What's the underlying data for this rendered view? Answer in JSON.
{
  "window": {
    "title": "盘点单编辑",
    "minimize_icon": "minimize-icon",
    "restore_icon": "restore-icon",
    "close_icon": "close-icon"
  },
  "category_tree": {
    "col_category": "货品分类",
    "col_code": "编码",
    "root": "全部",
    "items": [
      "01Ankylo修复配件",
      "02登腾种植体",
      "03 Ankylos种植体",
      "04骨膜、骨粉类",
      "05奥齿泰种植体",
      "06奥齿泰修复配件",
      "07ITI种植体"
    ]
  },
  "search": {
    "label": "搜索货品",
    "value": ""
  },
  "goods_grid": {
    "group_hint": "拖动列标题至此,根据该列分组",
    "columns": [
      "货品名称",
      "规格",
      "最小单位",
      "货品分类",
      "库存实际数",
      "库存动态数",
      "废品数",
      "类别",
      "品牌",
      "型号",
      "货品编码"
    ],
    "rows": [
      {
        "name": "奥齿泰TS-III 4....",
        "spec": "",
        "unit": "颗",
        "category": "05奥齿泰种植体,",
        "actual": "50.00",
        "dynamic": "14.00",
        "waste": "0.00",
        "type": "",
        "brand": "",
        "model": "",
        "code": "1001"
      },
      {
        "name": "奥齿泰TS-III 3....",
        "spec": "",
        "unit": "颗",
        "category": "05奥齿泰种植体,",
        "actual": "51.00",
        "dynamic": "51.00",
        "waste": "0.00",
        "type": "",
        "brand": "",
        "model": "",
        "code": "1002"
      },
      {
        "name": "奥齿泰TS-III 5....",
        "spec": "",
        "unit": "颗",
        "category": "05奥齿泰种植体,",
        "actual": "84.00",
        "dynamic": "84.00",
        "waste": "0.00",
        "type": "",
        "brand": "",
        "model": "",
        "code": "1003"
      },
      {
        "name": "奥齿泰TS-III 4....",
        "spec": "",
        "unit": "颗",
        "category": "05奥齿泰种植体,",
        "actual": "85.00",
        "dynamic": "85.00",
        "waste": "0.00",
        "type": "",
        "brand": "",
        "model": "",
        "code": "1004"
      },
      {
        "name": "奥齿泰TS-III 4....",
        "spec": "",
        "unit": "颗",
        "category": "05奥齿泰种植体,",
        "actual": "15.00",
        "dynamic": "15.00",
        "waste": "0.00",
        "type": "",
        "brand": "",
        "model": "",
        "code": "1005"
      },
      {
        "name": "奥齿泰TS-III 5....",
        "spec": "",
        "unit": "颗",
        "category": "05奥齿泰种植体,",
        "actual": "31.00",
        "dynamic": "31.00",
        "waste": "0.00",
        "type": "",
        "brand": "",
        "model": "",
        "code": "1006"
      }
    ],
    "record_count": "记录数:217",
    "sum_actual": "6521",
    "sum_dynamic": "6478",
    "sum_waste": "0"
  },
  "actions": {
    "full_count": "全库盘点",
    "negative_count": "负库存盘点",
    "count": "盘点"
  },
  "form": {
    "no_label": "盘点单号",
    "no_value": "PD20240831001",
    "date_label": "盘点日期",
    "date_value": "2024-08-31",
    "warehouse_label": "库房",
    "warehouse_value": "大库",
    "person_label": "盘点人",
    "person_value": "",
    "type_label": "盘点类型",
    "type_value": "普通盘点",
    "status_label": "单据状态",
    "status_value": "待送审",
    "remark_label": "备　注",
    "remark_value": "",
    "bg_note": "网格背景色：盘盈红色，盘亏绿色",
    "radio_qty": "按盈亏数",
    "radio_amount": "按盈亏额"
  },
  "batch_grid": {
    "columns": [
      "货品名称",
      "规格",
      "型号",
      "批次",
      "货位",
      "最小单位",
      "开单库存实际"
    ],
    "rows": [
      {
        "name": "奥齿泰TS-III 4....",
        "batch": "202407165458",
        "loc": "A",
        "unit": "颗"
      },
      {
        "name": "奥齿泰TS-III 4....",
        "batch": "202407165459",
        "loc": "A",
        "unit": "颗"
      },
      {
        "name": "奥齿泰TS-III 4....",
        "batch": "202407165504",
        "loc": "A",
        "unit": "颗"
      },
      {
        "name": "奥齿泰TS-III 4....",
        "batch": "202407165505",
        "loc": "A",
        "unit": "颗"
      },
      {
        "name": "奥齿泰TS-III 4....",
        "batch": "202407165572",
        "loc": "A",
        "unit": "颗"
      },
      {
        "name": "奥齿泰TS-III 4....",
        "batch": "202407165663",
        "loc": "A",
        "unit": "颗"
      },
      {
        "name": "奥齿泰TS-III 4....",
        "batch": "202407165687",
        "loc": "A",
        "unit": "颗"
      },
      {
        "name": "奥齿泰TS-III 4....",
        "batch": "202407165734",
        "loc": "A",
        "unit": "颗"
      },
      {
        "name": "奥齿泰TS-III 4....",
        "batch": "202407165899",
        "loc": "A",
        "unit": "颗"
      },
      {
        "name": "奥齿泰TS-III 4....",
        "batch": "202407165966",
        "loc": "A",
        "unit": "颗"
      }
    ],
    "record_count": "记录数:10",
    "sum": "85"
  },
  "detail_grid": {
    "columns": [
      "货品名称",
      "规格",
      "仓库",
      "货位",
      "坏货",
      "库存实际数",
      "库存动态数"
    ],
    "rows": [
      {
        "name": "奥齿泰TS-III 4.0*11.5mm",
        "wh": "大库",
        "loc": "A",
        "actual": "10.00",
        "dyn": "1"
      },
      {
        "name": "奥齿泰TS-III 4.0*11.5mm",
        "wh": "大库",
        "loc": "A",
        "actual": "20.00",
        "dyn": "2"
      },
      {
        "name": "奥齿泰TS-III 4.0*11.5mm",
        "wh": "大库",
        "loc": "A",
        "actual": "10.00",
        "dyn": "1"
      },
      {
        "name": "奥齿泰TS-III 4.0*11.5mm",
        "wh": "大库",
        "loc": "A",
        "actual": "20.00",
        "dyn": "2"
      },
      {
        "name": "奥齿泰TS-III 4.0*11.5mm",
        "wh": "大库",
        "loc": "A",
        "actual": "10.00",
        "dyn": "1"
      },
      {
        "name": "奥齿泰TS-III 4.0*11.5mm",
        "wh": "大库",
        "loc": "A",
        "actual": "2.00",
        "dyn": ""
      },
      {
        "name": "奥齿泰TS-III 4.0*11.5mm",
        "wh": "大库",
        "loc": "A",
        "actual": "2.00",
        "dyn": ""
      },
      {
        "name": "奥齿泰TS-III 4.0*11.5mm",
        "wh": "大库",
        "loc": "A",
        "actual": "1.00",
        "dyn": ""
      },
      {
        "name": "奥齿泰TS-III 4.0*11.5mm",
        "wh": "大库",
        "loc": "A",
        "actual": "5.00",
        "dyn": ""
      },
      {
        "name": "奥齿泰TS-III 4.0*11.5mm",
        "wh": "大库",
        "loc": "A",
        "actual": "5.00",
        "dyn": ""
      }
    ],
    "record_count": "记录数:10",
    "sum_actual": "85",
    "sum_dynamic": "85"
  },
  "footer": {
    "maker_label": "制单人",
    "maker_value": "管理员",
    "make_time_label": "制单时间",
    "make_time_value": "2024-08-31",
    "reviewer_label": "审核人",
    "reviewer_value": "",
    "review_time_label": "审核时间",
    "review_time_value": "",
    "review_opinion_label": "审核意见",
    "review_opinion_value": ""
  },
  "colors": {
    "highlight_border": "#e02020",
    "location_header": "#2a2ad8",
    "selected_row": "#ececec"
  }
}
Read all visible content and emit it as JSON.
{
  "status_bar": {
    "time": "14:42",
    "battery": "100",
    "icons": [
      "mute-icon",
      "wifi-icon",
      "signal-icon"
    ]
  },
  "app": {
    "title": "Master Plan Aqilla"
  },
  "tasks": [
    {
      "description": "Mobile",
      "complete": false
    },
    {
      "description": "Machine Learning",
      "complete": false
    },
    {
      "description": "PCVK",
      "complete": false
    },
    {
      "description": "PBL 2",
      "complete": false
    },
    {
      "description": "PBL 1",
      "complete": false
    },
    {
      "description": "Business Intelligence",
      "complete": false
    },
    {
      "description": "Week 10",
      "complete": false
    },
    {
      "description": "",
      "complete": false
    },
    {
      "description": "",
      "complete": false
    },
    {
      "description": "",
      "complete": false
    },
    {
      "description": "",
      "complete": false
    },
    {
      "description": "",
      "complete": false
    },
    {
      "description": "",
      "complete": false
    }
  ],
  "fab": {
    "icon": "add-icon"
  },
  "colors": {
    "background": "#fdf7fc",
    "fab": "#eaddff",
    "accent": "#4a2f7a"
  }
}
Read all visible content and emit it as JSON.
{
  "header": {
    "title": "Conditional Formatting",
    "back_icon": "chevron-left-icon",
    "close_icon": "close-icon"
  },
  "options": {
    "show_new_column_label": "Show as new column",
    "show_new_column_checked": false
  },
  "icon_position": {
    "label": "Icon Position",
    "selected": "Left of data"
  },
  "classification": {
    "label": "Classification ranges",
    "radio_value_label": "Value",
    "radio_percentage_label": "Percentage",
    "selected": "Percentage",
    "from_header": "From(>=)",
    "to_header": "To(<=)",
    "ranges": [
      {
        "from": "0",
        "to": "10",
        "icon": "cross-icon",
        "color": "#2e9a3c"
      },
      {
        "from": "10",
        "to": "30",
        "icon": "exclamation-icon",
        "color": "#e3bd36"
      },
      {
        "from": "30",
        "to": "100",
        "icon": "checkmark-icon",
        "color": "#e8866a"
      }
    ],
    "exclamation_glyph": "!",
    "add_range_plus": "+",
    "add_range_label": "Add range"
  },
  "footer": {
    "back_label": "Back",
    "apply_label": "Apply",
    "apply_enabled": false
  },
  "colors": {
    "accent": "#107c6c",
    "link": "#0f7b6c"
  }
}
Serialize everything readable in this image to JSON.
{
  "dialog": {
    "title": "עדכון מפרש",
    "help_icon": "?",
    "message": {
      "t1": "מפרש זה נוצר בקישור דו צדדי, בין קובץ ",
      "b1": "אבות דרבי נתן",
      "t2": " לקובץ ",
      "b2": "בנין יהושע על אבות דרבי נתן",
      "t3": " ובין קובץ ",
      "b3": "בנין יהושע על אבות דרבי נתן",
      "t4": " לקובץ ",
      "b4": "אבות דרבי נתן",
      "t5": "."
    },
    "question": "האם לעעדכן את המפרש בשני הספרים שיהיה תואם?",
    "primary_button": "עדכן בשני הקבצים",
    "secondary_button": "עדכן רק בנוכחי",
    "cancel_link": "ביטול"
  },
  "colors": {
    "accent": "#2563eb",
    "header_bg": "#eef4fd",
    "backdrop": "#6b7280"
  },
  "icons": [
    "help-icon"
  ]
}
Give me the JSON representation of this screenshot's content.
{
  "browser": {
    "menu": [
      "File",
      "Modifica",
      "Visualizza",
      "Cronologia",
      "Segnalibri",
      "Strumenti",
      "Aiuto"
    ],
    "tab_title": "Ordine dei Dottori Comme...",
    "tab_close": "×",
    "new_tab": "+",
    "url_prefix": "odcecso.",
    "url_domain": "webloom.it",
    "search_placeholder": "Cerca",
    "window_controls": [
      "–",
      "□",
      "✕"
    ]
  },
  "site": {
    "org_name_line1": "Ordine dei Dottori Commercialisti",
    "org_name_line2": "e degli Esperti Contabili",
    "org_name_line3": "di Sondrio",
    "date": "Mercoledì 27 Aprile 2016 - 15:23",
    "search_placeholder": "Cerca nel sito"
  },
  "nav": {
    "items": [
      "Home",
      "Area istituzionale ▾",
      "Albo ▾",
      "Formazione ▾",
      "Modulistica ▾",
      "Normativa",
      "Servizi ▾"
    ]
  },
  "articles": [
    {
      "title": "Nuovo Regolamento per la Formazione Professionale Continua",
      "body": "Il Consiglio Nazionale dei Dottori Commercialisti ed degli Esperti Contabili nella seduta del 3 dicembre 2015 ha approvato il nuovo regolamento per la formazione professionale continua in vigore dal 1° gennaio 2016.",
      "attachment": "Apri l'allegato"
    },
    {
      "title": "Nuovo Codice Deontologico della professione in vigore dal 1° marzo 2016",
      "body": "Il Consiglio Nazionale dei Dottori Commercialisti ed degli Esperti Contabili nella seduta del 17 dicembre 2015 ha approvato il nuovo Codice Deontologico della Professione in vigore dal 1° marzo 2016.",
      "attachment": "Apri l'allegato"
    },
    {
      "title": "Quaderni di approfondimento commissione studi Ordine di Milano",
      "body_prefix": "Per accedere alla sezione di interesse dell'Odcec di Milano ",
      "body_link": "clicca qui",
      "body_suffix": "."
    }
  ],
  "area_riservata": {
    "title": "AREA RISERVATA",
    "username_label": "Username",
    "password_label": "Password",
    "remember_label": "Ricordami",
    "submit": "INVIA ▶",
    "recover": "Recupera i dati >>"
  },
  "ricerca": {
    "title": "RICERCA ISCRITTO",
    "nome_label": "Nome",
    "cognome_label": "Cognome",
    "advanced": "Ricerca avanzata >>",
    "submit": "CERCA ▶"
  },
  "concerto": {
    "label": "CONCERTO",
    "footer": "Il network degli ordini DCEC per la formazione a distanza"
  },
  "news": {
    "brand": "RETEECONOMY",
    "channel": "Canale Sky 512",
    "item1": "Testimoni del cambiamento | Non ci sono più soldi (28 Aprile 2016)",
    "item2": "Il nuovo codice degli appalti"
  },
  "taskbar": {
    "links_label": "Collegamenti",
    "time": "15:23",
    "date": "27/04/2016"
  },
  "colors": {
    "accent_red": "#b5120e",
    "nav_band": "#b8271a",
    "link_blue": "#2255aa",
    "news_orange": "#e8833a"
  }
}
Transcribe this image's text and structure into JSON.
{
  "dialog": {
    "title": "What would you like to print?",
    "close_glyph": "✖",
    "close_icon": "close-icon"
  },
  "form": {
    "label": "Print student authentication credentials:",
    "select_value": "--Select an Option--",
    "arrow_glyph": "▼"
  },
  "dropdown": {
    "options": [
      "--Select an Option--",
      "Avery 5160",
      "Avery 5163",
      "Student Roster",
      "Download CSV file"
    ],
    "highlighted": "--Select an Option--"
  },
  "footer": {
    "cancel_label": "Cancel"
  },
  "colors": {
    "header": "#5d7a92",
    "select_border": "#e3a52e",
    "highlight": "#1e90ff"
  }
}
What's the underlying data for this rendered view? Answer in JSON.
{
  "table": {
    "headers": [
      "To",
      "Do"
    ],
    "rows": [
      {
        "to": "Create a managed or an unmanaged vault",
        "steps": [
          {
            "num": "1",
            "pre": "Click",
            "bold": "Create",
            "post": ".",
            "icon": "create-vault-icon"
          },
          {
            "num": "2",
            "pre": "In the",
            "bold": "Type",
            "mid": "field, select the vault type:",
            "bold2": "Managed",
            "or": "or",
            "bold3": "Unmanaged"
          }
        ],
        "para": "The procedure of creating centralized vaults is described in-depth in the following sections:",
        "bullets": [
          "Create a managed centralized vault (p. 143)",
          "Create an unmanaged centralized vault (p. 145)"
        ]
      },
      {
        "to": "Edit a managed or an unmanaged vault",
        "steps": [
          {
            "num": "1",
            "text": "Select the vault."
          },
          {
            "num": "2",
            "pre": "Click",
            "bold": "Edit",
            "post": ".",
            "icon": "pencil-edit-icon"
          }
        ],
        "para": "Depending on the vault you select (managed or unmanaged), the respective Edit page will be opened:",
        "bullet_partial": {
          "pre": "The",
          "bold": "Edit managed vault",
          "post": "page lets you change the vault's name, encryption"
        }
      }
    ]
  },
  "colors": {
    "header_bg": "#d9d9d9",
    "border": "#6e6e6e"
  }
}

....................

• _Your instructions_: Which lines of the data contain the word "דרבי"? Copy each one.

• _Written response_:
      "b1": "אבות דרבי נתן",
      "b2": "בנין יהושע על אבות דרבי נתן",
      "b3": "בנין יהושע על אבות דרבי נתן",
      "b4": "אבות דרבי נתן",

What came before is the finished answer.